The shelf was populated with haole koa which provided security from the steep drop to the left. After contouring around the head of a ridge and crossing a small, gentle gulch, we headed straight up the next buttress, ducking under java plum branches and more haole koa as we initially ascended. The ridge here was quite broad and safe.
As we continued to ascend steeply, we reached a spectacular narrow dike. A near-vertical 12 to 15 foot rockface halted further straight-up progress and we had to contour carefully to the left to a point where we could climb up to bypass the vertical section and regain the ridgeline. I have to emphasize "carefully" here because the rocks on the slope are very unstable (we purposely dislodged some of the worst) and the drop on the left is in the order of 400-500 feet.
We completed the contour safely and regained the ridgeline where someone had pounded in a metal spike. A solid rope or cable affixed to the spike would help make the 12-15 rock do-able (possibly) and/or the left contour section less harrowing.
Once again atop the ridgeline, we continued ascending the steep but broadening shank until we reached a grove of ironwoods. Feral goats are regular visitors of the grove, evidenced by the ample scat on the ground and the acrid smell of their urine. The elevation here is probably 900 feet.
Not far above the ironwoods, the ridge became impossibly steep. Here we contoured right on a goat trail, passing two cableless metal spikes. Just like the previous contour section, we treaded carefully to avoid a mis-step and a big plunge (this time on the right). The contour brought us to a ridge on the right, which we headed up.
On this ridge, we ascended through a second ironwood grove; we then negotiated three pointy, impossible-looking nobs on the ridge, the first to the left and the second and third right over the top (these nobs only look bad). A hundred feet after the last nob, we reached the Koolau summit at a hilltop (1,320 ft.) just to the right of an ironwood grove that HTMC members use as a lunchspot on the Makapuu-TomTom hike. Pat, Laredo, and I exchanged high fives to acknowledge our successful ascent. The time was 4:30.

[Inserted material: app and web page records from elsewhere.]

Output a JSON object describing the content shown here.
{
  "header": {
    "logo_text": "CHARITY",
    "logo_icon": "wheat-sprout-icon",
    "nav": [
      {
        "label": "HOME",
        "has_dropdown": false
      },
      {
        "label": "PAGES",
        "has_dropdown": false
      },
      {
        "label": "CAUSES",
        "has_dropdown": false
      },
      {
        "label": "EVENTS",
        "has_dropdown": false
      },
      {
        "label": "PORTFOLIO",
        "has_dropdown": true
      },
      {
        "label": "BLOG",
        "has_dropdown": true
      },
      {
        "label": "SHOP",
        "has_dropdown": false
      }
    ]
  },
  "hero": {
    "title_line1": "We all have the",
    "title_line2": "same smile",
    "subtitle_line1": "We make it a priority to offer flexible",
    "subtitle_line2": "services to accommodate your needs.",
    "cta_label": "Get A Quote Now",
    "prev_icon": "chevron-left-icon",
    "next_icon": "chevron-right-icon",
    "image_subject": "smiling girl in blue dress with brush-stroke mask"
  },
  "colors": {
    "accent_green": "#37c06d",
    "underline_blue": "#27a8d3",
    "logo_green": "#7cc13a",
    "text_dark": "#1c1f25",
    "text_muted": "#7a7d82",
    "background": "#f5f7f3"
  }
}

After a short rest break, we headed west on the Koolau summit, bound for the TomTom trail, which we'd descend back to Manawaiola Place. The crest section to the TomTom terminus took about 30 minutes and the TomTom descent another 30. Once back at Manawaioloa, we looked up at the route we'd climbed. "We did that?" I asked my comrades as we marvelled at our accomplishment.
For the HTMC hike next month, after ascending Kaupo Cliffs, we'll continue west on the crest to the terminus of the Kulepeamoa trail, which we'll descend to Niu Valley. Pat and I will probably go up Kaupo another time prior to the club outing to do some clearing and put up some more ribbons. Anyone wishing to join us should contact Pat or me. HTMC members on the list who'd like to take part in the club hike should also contact us.